EXERCISE DESCRIPTION: Only the pictures are to be omitted; every entry beneath should otherwise be duplicated exactly.

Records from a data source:
<<<<

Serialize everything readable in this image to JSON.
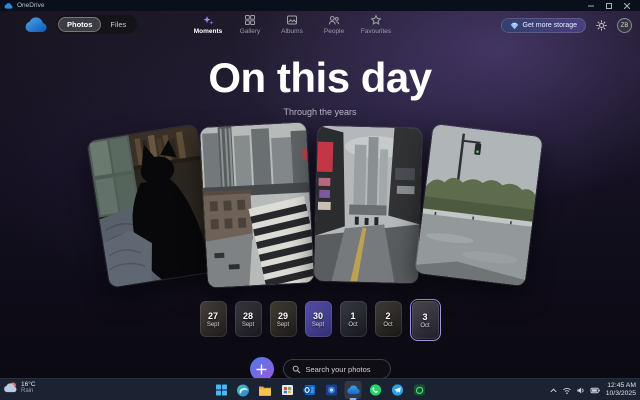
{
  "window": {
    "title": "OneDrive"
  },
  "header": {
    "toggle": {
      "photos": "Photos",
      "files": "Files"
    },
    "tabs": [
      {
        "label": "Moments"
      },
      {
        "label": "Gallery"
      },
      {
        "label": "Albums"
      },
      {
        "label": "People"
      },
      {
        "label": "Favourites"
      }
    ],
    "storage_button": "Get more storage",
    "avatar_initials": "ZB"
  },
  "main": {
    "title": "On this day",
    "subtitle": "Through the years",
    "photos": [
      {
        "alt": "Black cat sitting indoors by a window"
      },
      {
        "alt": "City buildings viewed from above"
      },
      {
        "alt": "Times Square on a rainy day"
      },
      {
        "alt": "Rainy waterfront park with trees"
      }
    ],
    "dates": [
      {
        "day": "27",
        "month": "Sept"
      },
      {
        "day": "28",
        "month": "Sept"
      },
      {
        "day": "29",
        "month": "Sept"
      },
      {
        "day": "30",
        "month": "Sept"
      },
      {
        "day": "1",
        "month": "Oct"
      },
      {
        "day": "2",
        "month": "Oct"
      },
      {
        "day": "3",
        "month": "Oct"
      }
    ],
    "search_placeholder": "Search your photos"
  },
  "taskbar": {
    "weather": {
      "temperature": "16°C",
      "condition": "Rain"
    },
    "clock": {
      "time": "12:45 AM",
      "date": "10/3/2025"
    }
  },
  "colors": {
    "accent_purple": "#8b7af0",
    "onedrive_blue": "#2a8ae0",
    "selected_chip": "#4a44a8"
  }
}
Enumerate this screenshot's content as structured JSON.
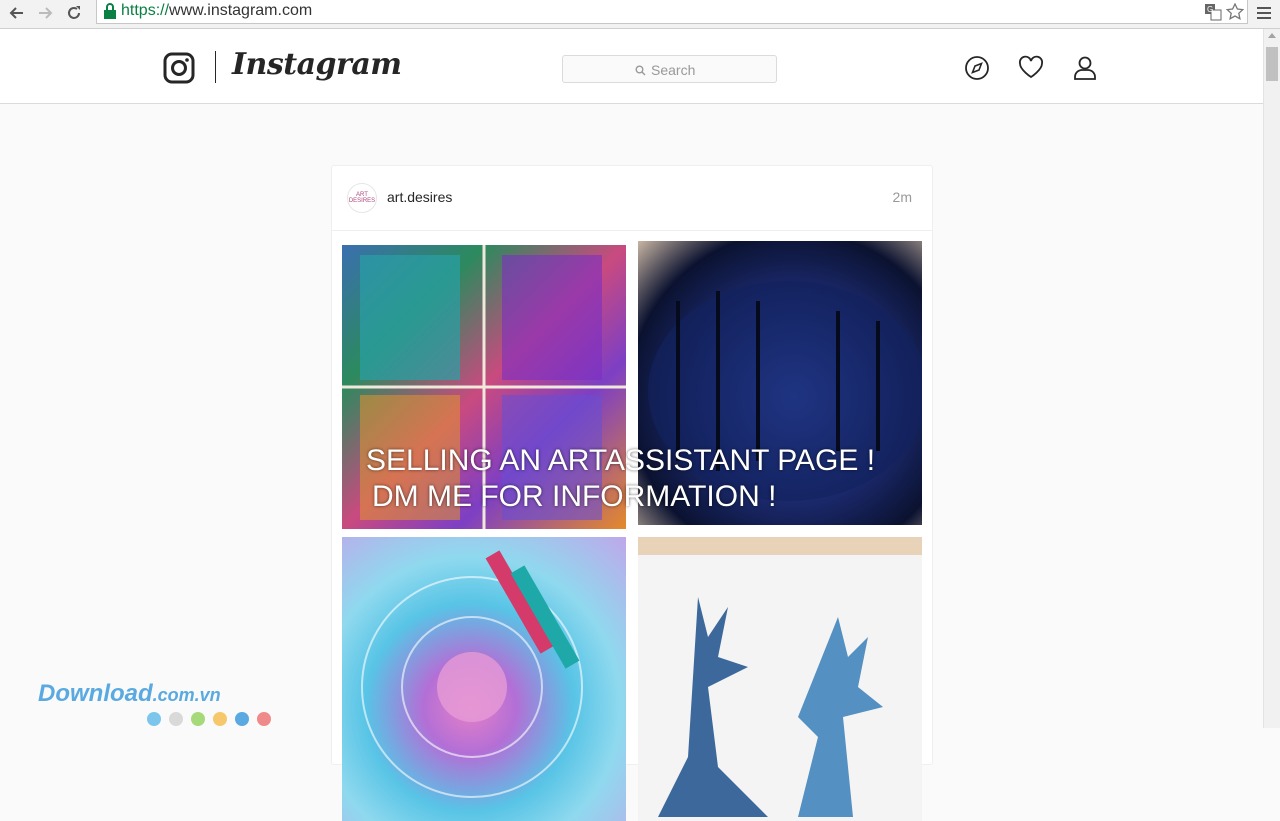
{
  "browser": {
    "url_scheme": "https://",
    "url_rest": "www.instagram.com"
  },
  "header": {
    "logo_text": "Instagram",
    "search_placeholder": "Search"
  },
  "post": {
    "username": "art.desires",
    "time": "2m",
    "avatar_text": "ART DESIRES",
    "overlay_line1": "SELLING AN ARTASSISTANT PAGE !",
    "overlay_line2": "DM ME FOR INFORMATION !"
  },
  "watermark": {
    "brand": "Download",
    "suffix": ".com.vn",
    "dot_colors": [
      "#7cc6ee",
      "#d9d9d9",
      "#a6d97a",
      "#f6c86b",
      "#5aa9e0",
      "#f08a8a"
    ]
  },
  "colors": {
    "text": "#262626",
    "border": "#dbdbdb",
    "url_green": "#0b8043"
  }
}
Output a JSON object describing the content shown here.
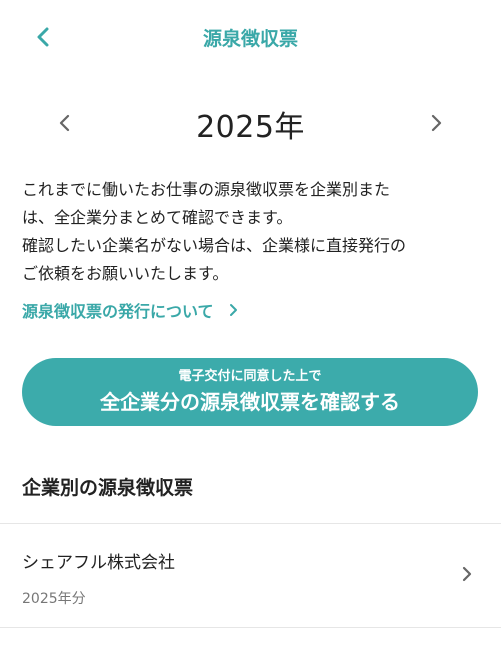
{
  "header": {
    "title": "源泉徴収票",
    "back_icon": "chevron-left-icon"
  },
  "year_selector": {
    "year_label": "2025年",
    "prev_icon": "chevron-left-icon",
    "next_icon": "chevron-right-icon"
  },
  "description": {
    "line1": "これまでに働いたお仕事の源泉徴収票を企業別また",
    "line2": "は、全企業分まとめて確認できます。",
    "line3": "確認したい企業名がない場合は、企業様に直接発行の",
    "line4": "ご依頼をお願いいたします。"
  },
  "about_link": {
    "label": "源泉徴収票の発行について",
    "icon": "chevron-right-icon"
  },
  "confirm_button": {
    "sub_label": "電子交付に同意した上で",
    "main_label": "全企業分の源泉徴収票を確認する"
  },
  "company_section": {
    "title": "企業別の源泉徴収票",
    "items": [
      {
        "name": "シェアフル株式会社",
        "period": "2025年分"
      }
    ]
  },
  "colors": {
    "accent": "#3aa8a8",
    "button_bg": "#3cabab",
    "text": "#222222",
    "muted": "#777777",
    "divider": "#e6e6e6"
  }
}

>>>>

ANSWER FOR THE TASK:
Serialize everything readable in this image to JSON.
{
  "window": {
    "title": "OneDrive"
  },
  "header": {
    "toggle": {
      "photos": "Photos",
      "files": "Files"
    },
    "tabs": [
      {
        "label": "Moments"
      },
      {
        "label": "Gallery"
      },
      {
        "label": "Albums"
      },
      {
        "label": "People"
      },
      {
        "label": "Favourites"
      }
    ],
    "storage_button": "Get more storage",
    "avatar_initials": "ZB"
  },
  "main": {
    "title": "On this day",
    "subtitle": "Through the years",
    "photos": [
      {
        "alt": "Black cat sitting indoors by a window"
      },
      {
        "alt": "City buildings viewed from above"
      },
      {
        "alt": "Times Square on a rainy day"
      },
      {
        "alt": "Rainy waterfront park with trees"
      }
    ],
    "dates": [
      {
        "day": "27",
        "month": "Sept"
      },
      {
        "day": "28",
        "month": "Sept"
      },
      {
        "day": "29",
        "month": "Sept"
      },
      {
        "day": "30",
        "month": "Sept"
      },
      {
        "day": "1",
        "month": "Oct"
      },
      {
        "day": "2",
        "month": "Oct"
      },
      {
        "day": "3",
        "month": "Oct"
      }
    ],
    "search_placeholder": "Search your photos"
  },
  "taskbar": {
    "weather": {
      "temperature": "16°C",
      "condition": "Rain"
    },
    "clock": {
      "time": "12:45 AM",
      "date": "10/3/2025"
    }
  },
  "colors": {
    "accent_purple": "#8b7af0",
    "onedrive_blue": "#2a8ae0",
    "selected_chip": "#4a44a8"
  }
}
Enumerate this screenshot's content as structured JSON.
{
  "browser": {
    "url_scheme": "https://",
    "url_rest": "www.instagram.com"
  },
  "header": {
    "logo_text": "Instagram",
    "search_placeholder": "Search"
  },
  "post": {
    "username": "art.desires",
    "time": "2m",
    "avatar_text": "ART DESIRES",
    "overlay_line1": "SELLING AN ARTASSISTANT PAGE !",
    "overlay_line2": "DM ME FOR INFORMATION !"
  },
  "watermark": {
    "brand": "Download",
    "suffix": ".com.vn",
    "dot_colors": [
      "#7cc6ee",
      "#d9d9d9",
      "#a6d97a",
      "#f6c86b",
      "#5aa9e0",
      "#f08a8a"
    ]
  },
  "colors": {
    "text": "#262626",
    "border": "#dbdbdb",
    "url_green": "#0b8043"
  }
}
Output a JSON object describing the content shown here.
{
  "header": {
    "title": "源泉徴収票",
    "back_icon": "chevron-left-icon"
  },
  "year_selector": {
    "year_label": "2025年",
    "prev_icon": "chevron-left-icon",
    "next_icon": "chevron-right-icon"
  },
  "description": {
    "line1": "これまでに働いたお仕事の源泉徴収票を企業別また",
    "line2": "は、全企業分まとめて確認できます。",
    "line3": "確認したい企業名がない場合は、企業様に直接発行の",
    "line4": "ご依頼をお願いいたします。"
  },
  "about_link": {
    "label": "源泉徴収票の発行について",
    "icon": "chevron-right-icon"
  },
  "confirm_button": {
    "sub_label": "電子交付に同意した上で",
    "main_label": "全企業分の源泉徴収票を確認する"
  },
  "company_section": {
    "title": "企業別の源泉徴収票",
    "items": [
      {
        "name": "シェアフル株式会社",
        "period": "2025年分"
      }
    ]
  },
  "colors": {
    "accent": "#3aa8a8",
    "button_bg": "#3cabab",
    "text": "#222222",
    "muted": "#777777",
    "divider": "#e6e6e6"
  }
}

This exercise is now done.